“To make up for higher labor costs, hospitals often try to shed services that aren’t making a lot of money and refocus on the ones that are,” which organizations should be careful in doing so as not to create access barriers for patients within their communities, John Silver, PhD, RN, a healthcare policy expert, told Becker’s.

Managing these factors successfully will require leaders to get comfortable acknowledging that inefficiencies — perhaps many of them — exist within their organizations.

“The easy thing is to blame the nurses and the unions” — a position that absolves organizations from taking accountability and strategic action, Mr. Klasko said. “The smart health systems will look and say, ‘By definition, we are an inefficient organization, so how can we still provide quality care and make some of those appropriate cost shifting [decisions] that aren’t going to affect quality and aren’t going to affect burnout?”

Public sentiment is generally in nurses’ favor when it comes to higher pay. Among Democrats and Republicans, 59% believe nurses are underpaid, while only 11% say the same about physicians. Such findings suggest consumers may have some level of tolerability for a bump in healthcare costs, if they had information and resources to clearly lay out if and how they are picking up the tab for hospitals’ cost shifting.

Getting to a place where consumers can truly “shop” and make more cost-effective decisions on where to seek care will require more clarity on why there are cost differentiations between one facility and another, and how nurse staffing and quality fit into the equation.
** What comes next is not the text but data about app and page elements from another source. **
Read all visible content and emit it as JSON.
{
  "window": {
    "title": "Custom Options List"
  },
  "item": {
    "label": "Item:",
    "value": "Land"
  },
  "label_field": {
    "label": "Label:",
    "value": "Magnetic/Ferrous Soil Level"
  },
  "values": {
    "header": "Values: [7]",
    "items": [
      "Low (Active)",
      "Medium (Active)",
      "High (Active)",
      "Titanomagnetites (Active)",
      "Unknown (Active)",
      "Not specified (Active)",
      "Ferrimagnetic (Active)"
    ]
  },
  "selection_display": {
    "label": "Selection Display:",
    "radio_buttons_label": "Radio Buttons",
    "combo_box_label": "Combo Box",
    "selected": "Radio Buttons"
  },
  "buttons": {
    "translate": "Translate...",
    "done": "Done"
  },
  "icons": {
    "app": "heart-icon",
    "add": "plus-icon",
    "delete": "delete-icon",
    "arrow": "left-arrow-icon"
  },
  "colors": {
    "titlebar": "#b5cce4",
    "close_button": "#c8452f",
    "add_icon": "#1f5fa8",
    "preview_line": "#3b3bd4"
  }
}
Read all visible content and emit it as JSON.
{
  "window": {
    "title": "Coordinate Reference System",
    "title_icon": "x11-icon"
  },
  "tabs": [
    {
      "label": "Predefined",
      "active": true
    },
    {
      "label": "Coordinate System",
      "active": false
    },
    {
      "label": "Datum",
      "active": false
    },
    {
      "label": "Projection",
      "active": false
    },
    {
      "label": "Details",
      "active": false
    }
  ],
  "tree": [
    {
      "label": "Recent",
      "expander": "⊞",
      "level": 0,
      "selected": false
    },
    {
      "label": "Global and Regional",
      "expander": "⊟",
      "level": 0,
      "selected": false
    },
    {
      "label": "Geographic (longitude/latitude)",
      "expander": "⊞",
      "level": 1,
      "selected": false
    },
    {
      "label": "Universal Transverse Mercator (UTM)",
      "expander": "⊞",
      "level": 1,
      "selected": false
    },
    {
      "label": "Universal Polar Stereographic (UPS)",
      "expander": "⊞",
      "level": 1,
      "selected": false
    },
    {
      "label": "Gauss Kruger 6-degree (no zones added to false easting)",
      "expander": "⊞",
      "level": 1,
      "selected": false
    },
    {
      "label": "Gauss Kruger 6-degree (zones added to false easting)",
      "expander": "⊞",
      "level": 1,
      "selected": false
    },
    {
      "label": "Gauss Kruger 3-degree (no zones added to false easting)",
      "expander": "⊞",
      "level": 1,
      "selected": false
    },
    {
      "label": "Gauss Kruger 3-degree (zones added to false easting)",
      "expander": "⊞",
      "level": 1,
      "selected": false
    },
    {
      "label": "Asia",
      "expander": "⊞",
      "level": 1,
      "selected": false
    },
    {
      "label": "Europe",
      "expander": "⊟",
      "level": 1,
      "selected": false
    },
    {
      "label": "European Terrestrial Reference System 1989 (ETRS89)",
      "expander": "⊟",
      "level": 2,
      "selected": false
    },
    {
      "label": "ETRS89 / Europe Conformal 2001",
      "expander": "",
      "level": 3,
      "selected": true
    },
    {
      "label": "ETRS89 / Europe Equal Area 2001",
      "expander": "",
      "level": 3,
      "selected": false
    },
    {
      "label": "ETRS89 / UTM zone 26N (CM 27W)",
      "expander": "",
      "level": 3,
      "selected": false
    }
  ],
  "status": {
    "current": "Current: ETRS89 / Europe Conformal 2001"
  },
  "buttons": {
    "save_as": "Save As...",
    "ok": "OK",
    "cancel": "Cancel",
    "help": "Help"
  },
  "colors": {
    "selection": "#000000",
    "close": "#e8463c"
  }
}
“That level of transparency is important from both a quality as well as a cost perspective,” Mr. Nanof said.

Higher nursing labor costs may also be offset through enhanced efficiency and patient outcomes, studies suggest. Research has linked higher RN staffing levels with stronger hospital financial performance in more competitive markets.

Staffing models and technology

Moving forward, having everyone in the healthcare delivery ecosystem working at the top of their license will become increasingly important in improving nurse satisfaction and maximizing efficiency. Right now, there are sporadic examples of health systems embracing models that incorporate more licensed practical nurses and patient care techs to elevate bedside RNs, for example, though it is not yet a standard.

“It’s important to have healthcare staff operating at their highest level of capacity to get that really good value to the healthcare consumer, and to the hospital system and employer,” Mr. Nanof said. “That means allowing nurse practitioners and RNs to do everything that is within their scope of practice, and be focusing really at the top of that so that at each level, you’re getting the maximum amount of value for those professionals.”

A few years ahead, there will not be a world in which hospital and health systems’ strategies to maximize efficiency within staffing models and manage costs leave out technology, Mr. Klasko said. In his work at General Catalyst, he sees many advancements worth being optimistic about, including collaborative robots and artificial intelligence models that can support front-line clinicians with tasks that fall below what they are licensed to do, such as follow-up calls with patients.

“The ability to make 100 calls an hour to seniors to see how they’re doing has a transformative opportunity where nurses can then be doing more” of what they’re licensed to do, he said.

“The more that you can employ these collaborative robots or superstaff AI, we can have a rediscussion around ‘what is the right staffing model,'” Mr. Klasko said. “Because then what [nurses can be focused on] is really just directly taking care of patients. That, I think, will create different numbers, happier nurses, and will end up being less expensive. To me, that’s the optimistic piece.”